*** Data section ***

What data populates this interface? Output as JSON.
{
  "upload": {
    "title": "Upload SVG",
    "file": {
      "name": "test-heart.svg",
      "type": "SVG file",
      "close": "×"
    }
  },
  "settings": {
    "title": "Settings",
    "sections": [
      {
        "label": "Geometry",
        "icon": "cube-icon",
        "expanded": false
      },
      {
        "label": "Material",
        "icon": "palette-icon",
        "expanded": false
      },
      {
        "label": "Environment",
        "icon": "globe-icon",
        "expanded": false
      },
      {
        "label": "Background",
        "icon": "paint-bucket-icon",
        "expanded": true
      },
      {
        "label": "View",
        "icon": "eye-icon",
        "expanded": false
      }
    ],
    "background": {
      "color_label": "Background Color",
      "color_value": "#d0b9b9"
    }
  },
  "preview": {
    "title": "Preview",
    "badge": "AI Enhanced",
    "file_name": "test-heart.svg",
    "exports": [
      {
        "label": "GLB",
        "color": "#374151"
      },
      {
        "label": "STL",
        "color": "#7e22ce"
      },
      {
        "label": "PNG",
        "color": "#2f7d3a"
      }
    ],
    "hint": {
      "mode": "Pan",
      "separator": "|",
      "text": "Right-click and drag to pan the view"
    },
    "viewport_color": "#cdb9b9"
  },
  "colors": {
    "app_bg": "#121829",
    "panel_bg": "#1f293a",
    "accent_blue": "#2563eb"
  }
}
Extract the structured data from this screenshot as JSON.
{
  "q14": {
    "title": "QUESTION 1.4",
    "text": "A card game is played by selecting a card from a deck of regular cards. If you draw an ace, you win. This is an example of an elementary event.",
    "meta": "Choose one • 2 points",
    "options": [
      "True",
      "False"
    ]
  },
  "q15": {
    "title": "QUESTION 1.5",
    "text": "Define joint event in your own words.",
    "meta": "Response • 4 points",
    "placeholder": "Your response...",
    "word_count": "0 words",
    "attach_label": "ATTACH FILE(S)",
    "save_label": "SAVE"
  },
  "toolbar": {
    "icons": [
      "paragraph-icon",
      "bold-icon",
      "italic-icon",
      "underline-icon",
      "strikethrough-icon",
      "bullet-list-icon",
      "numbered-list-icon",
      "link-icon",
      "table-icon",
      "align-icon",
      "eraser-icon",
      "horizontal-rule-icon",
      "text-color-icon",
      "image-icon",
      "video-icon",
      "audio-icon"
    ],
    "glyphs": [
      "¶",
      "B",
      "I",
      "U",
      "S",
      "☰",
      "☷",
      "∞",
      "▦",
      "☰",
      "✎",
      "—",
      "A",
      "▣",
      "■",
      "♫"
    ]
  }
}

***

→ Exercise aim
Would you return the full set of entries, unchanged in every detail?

→ Exercise solution
What data populates this interface? Output as JSON.
{
  "upload": {
    "title": "Upload SVG",
    "file": {
      "name": "test-heart.svg",
      "type": "SVG file",
      "close": "×"
    }
  },
  "settings": {
    "title": "Settings",
    "sections": [
      {
        "label": "Geometry",
        "icon": "cube-icon",
        "expanded": false
      },
      {
        "label": "Material",
        "icon": "palette-icon",
        "expanded": false
      },
      {
        "label": "Environment",
        "icon": "globe-icon",
        "expanded": false
      },
      {
        "label": "Background",
        "icon": "paint-bucket-icon",
        "expanded": true
      },
      {
        "label": "View",
        "icon": "eye-icon",
        "expanded": false
      }
    ],
    "background": {
      "color_label": "Background Color",
      "color_value": "#d0b9b9"
    }
  },
  "preview": {
    "title": "Preview",
    "badge": "AI Enhanced",
    "file_name": "test-heart.svg",
    "exports": [
      {
        "label": "GLB",
        "color": "#374151"
      },
      {
        "label": "STL",
        "color": "#7e22ce"
      },
      {
        "label": "PNG",
        "color": "#2f7d3a"
      }
    ],
    "hint": {
      "mode": "Pan",
      "separator": "|",
      "text": "Right-click and drag to pan the view"
    },
    "viewport_color": "#cdb9b9"
  },
  "colors": {
    "app_bg": "#121829",
    "panel_bg": "#1f293a",
    "accent_blue": "#2563eb"
  }
}
Extract the structured data from this screenshot as JSON.
{
  "q14": {
    "title": "QUESTION 1.4",
    "text": "A card game is played by selecting a card from a deck of regular cards. If you draw an ace, you win. This is an example of an elementary event.",
    "meta": "Choose one • 2 points",
    "options": [
      "True",
      "False"
    ]
  },
  "q15": {
    "title": "QUESTION 1.5",
    "text": "Define joint event in your own words.",
    "meta": "Response • 4 points",
    "placeholder": "Your response...",
    "word_count": "0 words",
    "attach_label": "ATTACH FILE(S)",
    "save_label": "SAVE"
  },
  "toolbar": {
    "icons": [
      "paragraph-icon",
      "bold-icon",
      "italic-icon",
      "underline-icon",
      "strikethrough-icon",
      "bullet-list-icon",
      "numbered-list-icon",
      "link-icon",
      "table-icon",
      "align-icon",
      "eraser-icon",
      "horizontal-rule-icon",
      "text-color-icon",
      "image-icon",
      "video-icon",
      "audio-icon"
    ],
    "glyphs": [
      "¶",
      "B",
      "I",
      "U",
      "S",
      "☰",
      "☷",
      "∞",
      "▦",
      "☰",
      "✎",
      "—",
      "A",
      "▣",
      "■",
      "♫"
    ]
  }
}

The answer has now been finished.